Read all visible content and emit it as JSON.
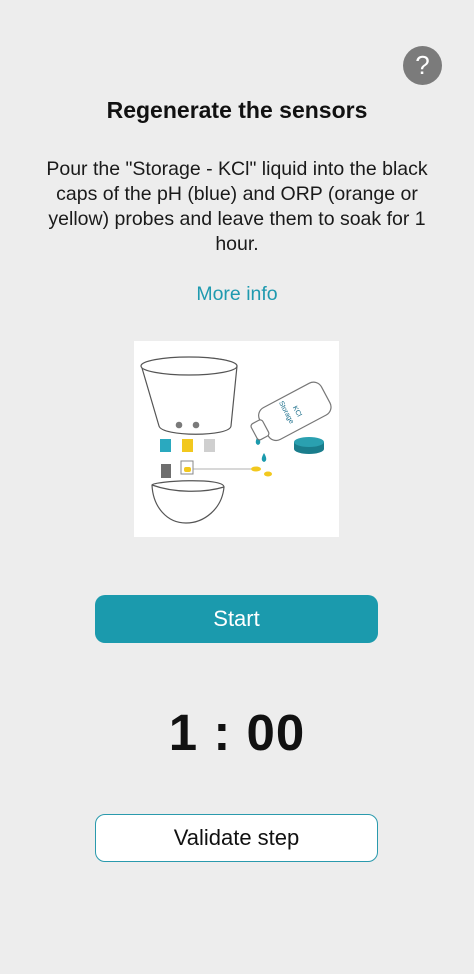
{
  "header": {
    "help_label": "?"
  },
  "main": {
    "title": "Regenerate the sensors",
    "instructions": "Pour the \"Storage - KCl\" liquid into the black caps of the pH (blue) and ORP (orange or yellow) probes and leave them to soak for 1 hour.",
    "more_info": "More info",
    "illustration": {
      "bottle_label_line1": "Storage",
      "bottle_label_line2": "KCl"
    },
    "start_label": "Start",
    "timer": "1 : 00",
    "validate_label": "Validate step"
  },
  "colors": {
    "background": "#ededed",
    "accent": "#1b9aad",
    "link": "#1f9aaf",
    "help_bg": "#7b7b7b",
    "ph_blue": "#2aa9bf",
    "orp_yellow": "#f2c81e"
  },
  "icons": {
    "help": "question-mark-icon"
  }
}
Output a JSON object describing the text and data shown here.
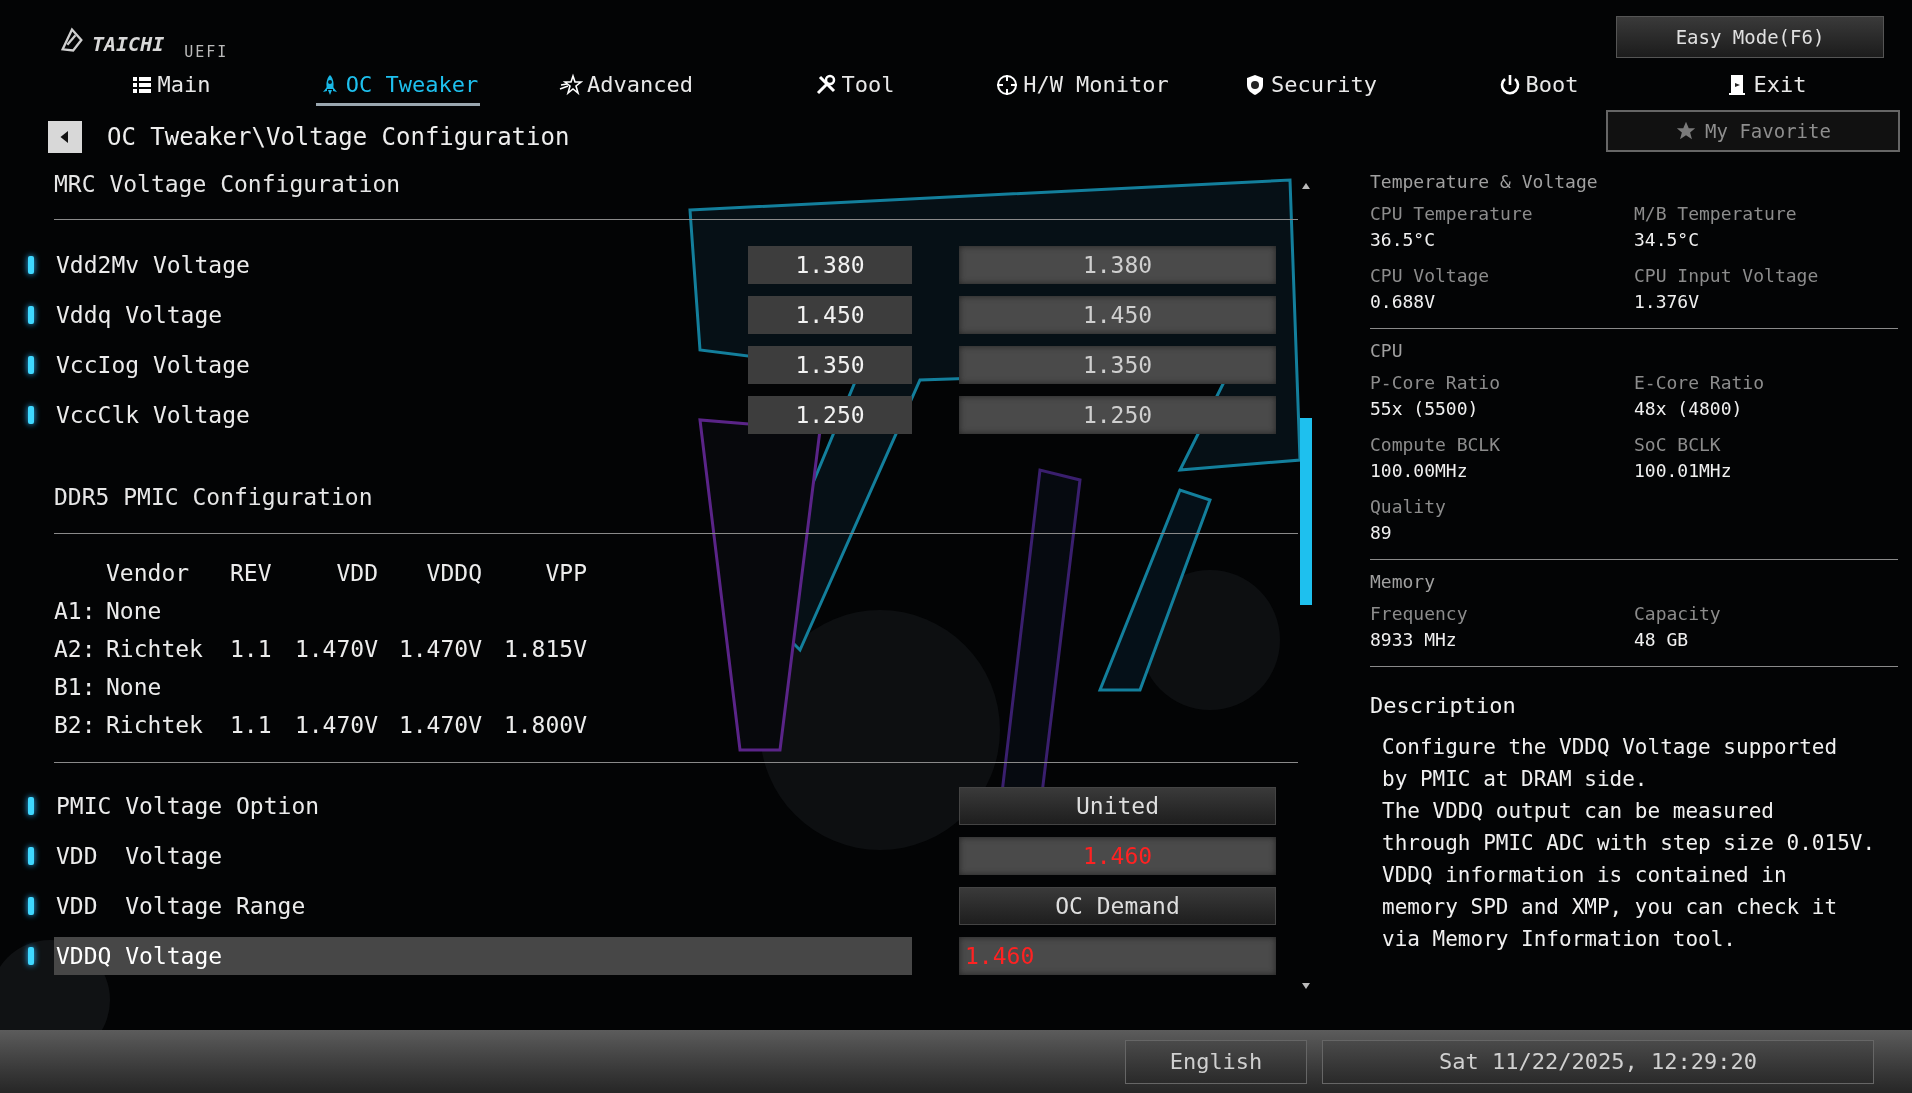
{
  "brand": {
    "name": "TAICHI",
    "suffix": "UEFI"
  },
  "easy_mode_button": "Easy Mode(F6)",
  "tabs": [
    {
      "label": "Main",
      "selected": false
    },
    {
      "label": "OC Tweaker",
      "selected": true
    },
    {
      "label": "Advanced",
      "selected": false
    },
    {
      "label": "Tool",
      "selected": false
    },
    {
      "label": "H/W Monitor",
      "selected": false
    },
    {
      "label": "Security",
      "selected": false
    },
    {
      "label": "Boot",
      "selected": false
    },
    {
      "label": "Exit",
      "selected": false
    }
  ],
  "breadcrumb": "OC Tweaker\\Voltage Configuration",
  "favorite_button": "My Favorite",
  "mrc": {
    "title": "MRC Voltage Configuration",
    "rows": [
      {
        "label": "Vdd2Mv Voltage",
        "current": "1.380",
        "value": "1.380",
        "selected": false
      },
      {
        "label": "Vddq Voltage",
        "current": "1.450",
        "value": "1.450",
        "selected": false
      },
      {
        "label": "VccIog Voltage",
        "current": "1.350",
        "value": "1.350",
        "selected": false
      },
      {
        "label": "VccClk Voltage",
        "current": "1.250",
        "value": "1.250",
        "selected": false
      }
    ]
  },
  "pmic": {
    "title": "DDR5 PMIC Configuration",
    "columns": [
      "Vendor",
      "REV",
      "VDD",
      "VDDQ",
      "VPP"
    ],
    "rows": [
      {
        "slot": "A1:",
        "cells": [
          "None"
        ]
      },
      {
        "slot": "A2:",
        "cells": [
          "Richtek",
          "1.1",
          "1.470V",
          "1.470V",
          "1.815V"
        ]
      },
      {
        "slot": "B1:",
        "cells": [
          "None"
        ]
      },
      {
        "slot": "B2:",
        "cells": [
          "Richtek",
          "1.1",
          "1.470V",
          "1.470V",
          "1.800V"
        ]
      }
    ]
  },
  "options": [
    {
      "label": "PMIC Voltage Option",
      "value": "United",
      "kind": "select",
      "changed": false,
      "editing": false,
      "selected": false
    },
    {
      "label": "VDD  Voltage",
      "value": "1.460",
      "kind": "number",
      "changed": true,
      "editing": false,
      "selected": false
    },
    {
      "label": "VDD  Voltage Range",
      "value": "OC Demand",
      "kind": "select",
      "changed": false,
      "editing": false,
      "selected": false
    },
    {
      "label": "VDDQ Voltage",
      "value": "1.460",
      "kind": "number",
      "changed": true,
      "editing": true,
      "selected": true
    }
  ],
  "monitor": [
    {
      "title": "Temperature & Voltage",
      "items": [
        {
          "label": "CPU Temperature",
          "value": "36.5°C"
        },
        {
          "label": "M/B Temperature",
          "value": "34.5°C"
        },
        {
          "label": "CPU Voltage",
          "value": "0.688V"
        },
        {
          "label": "CPU Input Voltage",
          "value": "1.376V"
        }
      ]
    },
    {
      "title": "CPU",
      "items": [
        {
          "label": "P-Core Ratio",
          "value": "55x (5500)"
        },
        {
          "label": "E-Core Ratio",
          "value": "48x (4800)"
        },
        {
          "label": "Compute BCLK",
          "value": "100.00MHz"
        },
        {
          "label": "SoC BCLK",
          "value": "100.01MHz"
        },
        {
          "label": "Quality",
          "value": "89"
        }
      ]
    },
    {
      "title": "Memory",
      "items": [
        {
          "label": "Frequency",
          "value": "8933 MHz"
        },
        {
          "label": "Capacity",
          "value": "48 GB"
        }
      ]
    }
  ],
  "description": {
    "title": "Description",
    "text": "Configure the VDDQ Voltage supported\nby PMIC at DRAM side.\nThe VDDQ output can be measured\nthrough PMIC ADC with step size 0.015V.\nVDDQ information is contained in\nmemory SPD and XMP, you can check it\nvia Memory Information tool."
  },
  "footer": {
    "language": "English",
    "datetime": "Sat 11/22/2025, 12:29:20"
  }
}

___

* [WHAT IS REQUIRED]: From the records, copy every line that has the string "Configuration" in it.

* [RESPONSE]:
  "breadcrumb": "OC Tweaker\\Voltage Configuration",
    "title": "MRC Voltage Configuration",
    "title": "DDR5 PMIC Configuration",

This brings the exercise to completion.